Interface dataset entries:
==============================
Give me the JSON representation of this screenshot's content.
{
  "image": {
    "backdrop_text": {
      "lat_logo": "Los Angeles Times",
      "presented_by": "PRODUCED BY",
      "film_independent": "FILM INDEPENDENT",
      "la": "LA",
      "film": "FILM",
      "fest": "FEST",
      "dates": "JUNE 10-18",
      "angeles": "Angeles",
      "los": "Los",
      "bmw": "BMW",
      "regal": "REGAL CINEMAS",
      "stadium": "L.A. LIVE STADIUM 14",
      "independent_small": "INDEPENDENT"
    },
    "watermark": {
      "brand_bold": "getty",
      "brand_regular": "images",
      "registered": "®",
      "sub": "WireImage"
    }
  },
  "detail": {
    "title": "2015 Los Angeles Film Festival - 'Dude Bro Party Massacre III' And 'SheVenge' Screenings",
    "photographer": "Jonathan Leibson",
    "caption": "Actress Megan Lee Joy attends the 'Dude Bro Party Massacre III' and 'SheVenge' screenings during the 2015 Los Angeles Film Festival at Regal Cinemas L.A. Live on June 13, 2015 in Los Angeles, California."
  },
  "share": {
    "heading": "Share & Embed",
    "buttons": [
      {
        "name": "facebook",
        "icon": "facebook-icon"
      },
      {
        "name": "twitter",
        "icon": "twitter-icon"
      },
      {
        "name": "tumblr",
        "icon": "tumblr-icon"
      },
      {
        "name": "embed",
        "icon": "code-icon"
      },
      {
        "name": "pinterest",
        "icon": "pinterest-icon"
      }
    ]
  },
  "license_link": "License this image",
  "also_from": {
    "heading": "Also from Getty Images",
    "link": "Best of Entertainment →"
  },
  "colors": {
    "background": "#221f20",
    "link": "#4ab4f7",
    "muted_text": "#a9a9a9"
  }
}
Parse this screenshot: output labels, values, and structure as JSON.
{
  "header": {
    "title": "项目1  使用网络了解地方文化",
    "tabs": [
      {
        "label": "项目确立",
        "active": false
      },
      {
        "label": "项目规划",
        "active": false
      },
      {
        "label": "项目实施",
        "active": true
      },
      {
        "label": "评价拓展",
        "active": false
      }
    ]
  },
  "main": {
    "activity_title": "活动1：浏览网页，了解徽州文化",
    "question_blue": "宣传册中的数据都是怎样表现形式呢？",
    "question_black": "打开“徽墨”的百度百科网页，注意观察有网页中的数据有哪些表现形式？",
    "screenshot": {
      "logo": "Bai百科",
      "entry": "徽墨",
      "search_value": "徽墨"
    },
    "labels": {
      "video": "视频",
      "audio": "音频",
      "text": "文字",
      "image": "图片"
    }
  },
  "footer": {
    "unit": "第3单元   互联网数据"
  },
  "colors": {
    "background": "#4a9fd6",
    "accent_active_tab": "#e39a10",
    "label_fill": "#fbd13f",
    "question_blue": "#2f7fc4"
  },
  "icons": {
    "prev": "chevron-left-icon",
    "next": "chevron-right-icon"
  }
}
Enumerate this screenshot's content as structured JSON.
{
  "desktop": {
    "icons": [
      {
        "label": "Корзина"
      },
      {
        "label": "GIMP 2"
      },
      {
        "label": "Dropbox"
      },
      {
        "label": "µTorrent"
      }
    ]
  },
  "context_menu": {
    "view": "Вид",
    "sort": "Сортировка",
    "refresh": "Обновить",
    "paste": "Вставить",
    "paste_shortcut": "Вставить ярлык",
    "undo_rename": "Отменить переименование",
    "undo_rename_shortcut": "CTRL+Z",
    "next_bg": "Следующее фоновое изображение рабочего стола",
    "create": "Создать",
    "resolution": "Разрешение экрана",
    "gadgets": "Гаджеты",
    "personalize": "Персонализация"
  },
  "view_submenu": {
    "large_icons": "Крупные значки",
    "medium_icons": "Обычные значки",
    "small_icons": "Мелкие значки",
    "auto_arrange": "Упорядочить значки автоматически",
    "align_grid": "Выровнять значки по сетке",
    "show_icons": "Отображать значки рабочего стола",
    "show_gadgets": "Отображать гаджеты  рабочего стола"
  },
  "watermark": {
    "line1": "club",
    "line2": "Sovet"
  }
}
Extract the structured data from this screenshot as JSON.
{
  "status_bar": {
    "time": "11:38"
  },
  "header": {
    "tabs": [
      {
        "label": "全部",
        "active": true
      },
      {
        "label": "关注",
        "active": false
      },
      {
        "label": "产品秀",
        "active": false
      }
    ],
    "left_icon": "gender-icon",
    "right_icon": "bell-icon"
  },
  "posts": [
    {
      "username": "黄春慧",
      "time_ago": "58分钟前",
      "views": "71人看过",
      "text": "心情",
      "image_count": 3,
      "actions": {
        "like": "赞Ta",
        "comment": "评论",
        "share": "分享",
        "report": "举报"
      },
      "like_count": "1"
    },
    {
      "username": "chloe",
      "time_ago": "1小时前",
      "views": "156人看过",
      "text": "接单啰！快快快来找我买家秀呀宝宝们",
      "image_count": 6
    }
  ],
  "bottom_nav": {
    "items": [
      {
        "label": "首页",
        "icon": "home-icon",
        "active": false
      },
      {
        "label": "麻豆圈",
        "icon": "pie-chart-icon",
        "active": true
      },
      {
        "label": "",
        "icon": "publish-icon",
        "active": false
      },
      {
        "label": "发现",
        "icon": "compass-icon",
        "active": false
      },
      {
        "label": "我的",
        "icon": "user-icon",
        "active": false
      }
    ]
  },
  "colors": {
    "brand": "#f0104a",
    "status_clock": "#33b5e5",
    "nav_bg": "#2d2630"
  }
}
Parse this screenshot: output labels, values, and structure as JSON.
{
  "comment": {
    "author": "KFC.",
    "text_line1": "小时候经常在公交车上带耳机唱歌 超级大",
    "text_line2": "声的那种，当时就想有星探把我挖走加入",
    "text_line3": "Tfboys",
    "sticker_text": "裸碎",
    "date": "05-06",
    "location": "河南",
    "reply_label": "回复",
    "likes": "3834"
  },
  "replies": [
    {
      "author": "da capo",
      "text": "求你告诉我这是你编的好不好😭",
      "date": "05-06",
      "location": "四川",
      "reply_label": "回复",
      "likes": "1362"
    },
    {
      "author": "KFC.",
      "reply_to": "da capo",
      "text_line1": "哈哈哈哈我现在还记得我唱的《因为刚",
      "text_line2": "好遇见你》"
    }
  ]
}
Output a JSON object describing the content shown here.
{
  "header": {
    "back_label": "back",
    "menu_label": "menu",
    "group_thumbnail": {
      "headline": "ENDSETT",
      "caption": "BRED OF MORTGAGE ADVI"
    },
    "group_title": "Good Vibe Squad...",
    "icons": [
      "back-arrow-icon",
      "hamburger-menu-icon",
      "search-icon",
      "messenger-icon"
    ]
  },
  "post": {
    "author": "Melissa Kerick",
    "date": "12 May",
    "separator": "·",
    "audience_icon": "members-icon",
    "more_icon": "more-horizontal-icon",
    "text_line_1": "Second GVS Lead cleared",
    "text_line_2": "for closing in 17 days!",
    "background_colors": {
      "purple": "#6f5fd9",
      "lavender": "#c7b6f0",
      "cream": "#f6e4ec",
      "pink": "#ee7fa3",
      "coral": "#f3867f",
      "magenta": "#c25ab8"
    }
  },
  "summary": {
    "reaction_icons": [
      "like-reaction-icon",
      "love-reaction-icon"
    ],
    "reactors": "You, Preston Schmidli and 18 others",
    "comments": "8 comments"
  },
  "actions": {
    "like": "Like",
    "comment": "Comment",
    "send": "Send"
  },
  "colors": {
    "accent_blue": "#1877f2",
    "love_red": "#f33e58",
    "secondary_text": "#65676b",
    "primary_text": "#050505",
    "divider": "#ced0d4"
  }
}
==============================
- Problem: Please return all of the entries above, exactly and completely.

- Answer:
Give me the JSON representation of this screenshot's content.
{
  "image": {
    "backdrop_text": {
      "lat_logo": "Los Angeles Times",
      "presented_by": "PRODUCED BY",
      "film_independent": "FILM INDEPENDENT",
      "la": "LA",
      "film": "FILM",
      "fest": "FEST",
      "dates": "JUNE 10-18",
      "angeles": "Angeles",
      "los": "Los",
      "bmw": "BMW",
      "regal": "REGAL CINEMAS",
      "stadium": "L.A. LIVE STADIUM 14",
      "independent_small": "INDEPENDENT"
    },
    "watermark": {
      "brand_bold": "getty",
      "brand_regular": "images",
      "registered": "®",
      "sub": "WireImage"
    }
  },
  "detail": {
    "title": "2015 Los Angeles Film Festival - 'Dude Bro Party Massacre III' And 'SheVenge' Screenings",
    "photographer": "Jonathan Leibson",
    "caption": "Actress Megan Lee Joy attends the 'Dude Bro Party Massacre III' and 'SheVenge' screenings during the 2015 Los Angeles Film Festival at Regal Cinemas L.A. Live on June 13, 2015 in Los Angeles, California."
  },
  "share": {
    "heading": "Share & Embed",
    "buttons": [
      {
        "name": "facebook",
        "icon": "facebook-icon"
      },
      {
        "name": "twitter",
        "icon": "twitter-icon"
      },
      {
        "name": "tumblr",
        "icon": "tumblr-icon"
      },
      {
        "name": "embed",
        "icon": "code-icon"
      },
      {
        "name": "pinterest",
        "icon": "pinterest-icon"
      }
    ]
  },
  "license_link": "License this image",
  "also_from": {
    "heading": "Also from Getty Images",
    "link": "Best of Entertainment →"
  },
  "colors": {
    "background": "#221f20",
    "link": "#4ab4f7",
    "muted_text": "#a9a9a9"
  }
}
Parse this screenshot: output labels, values, and structure as JSON.
{
  "header": {
    "title": "项目1  使用网络了解地方文化",
    "tabs": [
      {
        "label": "项目确立",
        "active": false
      },
      {
        "label": "项目规划",
        "active": false
      },
      {
        "label": "项目实施",
        "active": true
      },
      {
        "label": "评价拓展",
        "active": false
      }
    ]
  },
  "main": {
    "activity_title": "活动1：浏览网页，了解徽州文化",
    "question_blue": "宣传册中的数据都是怎样表现形式呢？",
    "question_black": "打开“徽墨”的百度百科网页，注意观察有网页中的数据有哪些表现形式？",
    "screenshot": {
      "logo": "Bai百科",
      "entry": "徽墨",
      "search_value": "徽墨"
    },
    "labels": {
      "video": "视频",
      "audio": "音频",
      "text": "文字",
      "image": "图片"
    }
  },
  "footer": {
    "unit": "第3单元   互联网数据"
  },
  "colors": {
    "background": "#4a9fd6",
    "accent_active_tab": "#e39a10",
    "label_fill": "#fbd13f",
    "question_blue": "#2f7fc4"
  },
  "icons": {
    "prev": "chevron-left-icon",
    "next": "chevron-right-icon"
  }
}
Enumerate this screenshot's content as structured JSON.
{
  "desktop": {
    "icons": [
      {
        "label": "Корзина"
      },
      {
        "label": "GIMP 2"
      },
      {
        "label": "Dropbox"
      },
      {
        "label": "µTorrent"
      }
    ]
  },
  "context_menu": {
    "view": "Вид",
    "sort": "Сортировка",
    "refresh": "Обновить",
    "paste": "Вставить",
    "paste_shortcut": "Вставить ярлык",
    "undo_rename": "Отменить переименование",
    "undo_rename_shortcut": "CTRL+Z",
    "next_bg": "Следующее фоновое изображение рабочего стола",
    "create": "Создать",
    "resolution": "Разрешение экрана",
    "gadgets": "Гаджеты",
    "personalize": "Персонализация"
  },
  "view_submenu": {
    "large_icons": "Крупные значки",
    "medium_icons": "Обычные значки",
    "small_icons": "Мелкие значки",
    "auto_arrange": "Упорядочить значки автоматически",
    "align_grid": "Выровнять значки по сетке",
    "show_icons": "Отображать значки рабочего стола",
    "show_gadgets": "Отображать гаджеты  рабочего стола"
  },
  "watermark": {
    "line1": "club",
    "line2": "Sovet"
  }
}
Extract the structured data from this screenshot as JSON.
{
  "status_bar": {
    "time": "11:38"
  },
  "header": {
    "tabs": [
      {
        "label": "全部",
        "active": true
      },
      {
        "label": "关注",
        "active": false
      },
      {
        "label": "产品秀",
        "active": false
      }
    ],
    "left_icon": "gender-icon",
    "right_icon": "bell-icon"
  },
  "posts": [
    {
      "username": "黄春慧",
      "time_ago": "58分钟前",
      "views": "71人看过",
      "text": "心情",
      "image_count": 3,
      "actions": {
        "like": "赞Ta",
        "comment": "评论",
        "share": "分享",
        "report": "举报"
      },
      "like_count": "1"
    },
    {
      "username": "chloe",
      "time_ago": "1小时前",
      "views": "156人看过",
      "text": "接单啰！快快快来找我买家秀呀宝宝们",
      "image_count": 6
    }
  ],
  "bottom_nav": {
    "items": [
      {
        "label": "首页",
        "icon": "home-icon",
        "active": false
      },
      {
        "label": "麻豆圈",
        "icon": "pie-chart-icon",
        "active": true
      },
      {
        "label": "",
        "icon": "publish-icon",
        "active": false
      },
      {
        "label": "发现",
        "icon": "compass-icon",
        "active": false
      },
      {
        "label": "我的",
        "icon": "user-icon",
        "active": false
      }
    ]
  },
  "colors": {
    "brand": "#f0104a",
    "status_clock": "#33b5e5",
    "nav_bg": "#2d2630"
  }
}
Parse this screenshot: output labels, values, and structure as JSON.
{
  "comment": {
    "author": "KFC.",
    "text_line1": "小时候经常在公交车上带耳机唱歌 超级大",
    "text_line2": "声的那种，当时就想有星探把我挖走加入",
    "text_line3": "Tfboys",
    "sticker_text": "裸碎",
    "date": "05-06",
    "location": "河南",
    "reply_label": "回复",
    "likes": "3834"
  },
  "replies": [
    {
      "author": "da capo",
      "text": "求你告诉我这是你编的好不好😭",
      "date": "05-06",
      "location": "四川",
      "reply_label": "回复",
      "likes": "1362"
    },
    {
      "author": "KFC.",
      "reply_to": "da capo",
      "text_line1": "哈哈哈哈我现在还记得我唱的《因为刚",
      "text_line2": "好遇见你》"
    }
  ]
}
Output a JSON object describing the content shown here.
{
  "header": {
    "back_label": "back",
    "menu_label": "menu",
    "group_thumbnail": {
      "headline": "ENDSETT",
      "caption": "BRED OF MORTGAGE ADVI"
    },
    "group_title": "Good Vibe Squad...",
    "icons": [
      "back-arrow-icon",
      "hamburger-menu-icon",
      "search-icon",
      "messenger-icon"
    ]
  },
  "post": {
    "author": "Melissa Kerick",
    "date": "12 May",
    "separator": "·",
    "audience_icon": "members-icon",
    "more_icon": "more-horizontal-icon",
    "text_line_1": "Second GVS Lead cleared",
    "text_line_2": "for closing in 17 days!",
    "background_colors": {
      "purple": "#6f5fd9",
      "lavender": "#c7b6f0",
      "cream": "#f6e4ec",
      "pink": "#ee7fa3",
      "coral": "#f3867f",
      "magenta": "#c25ab8"
    }
  },
  "summary": {
    "reaction_icons": [
      "like-reaction-icon",
      "love-reaction-icon"
    ],
    "reactors": "You, Preston Schmidli and 18 others",
    "comments": "8 comments"
  },
  "actions": {
    "like": "Like",
    "comment": "Comment",
    "send": "Send"
  },
  "colors": {
    "accent_blue": "#1877f2",
    "love_red": "#f33e58",
    "secondary_text": "#65676b",
    "primary_text": "#050505",
    "divider": "#ced0d4"
  }
}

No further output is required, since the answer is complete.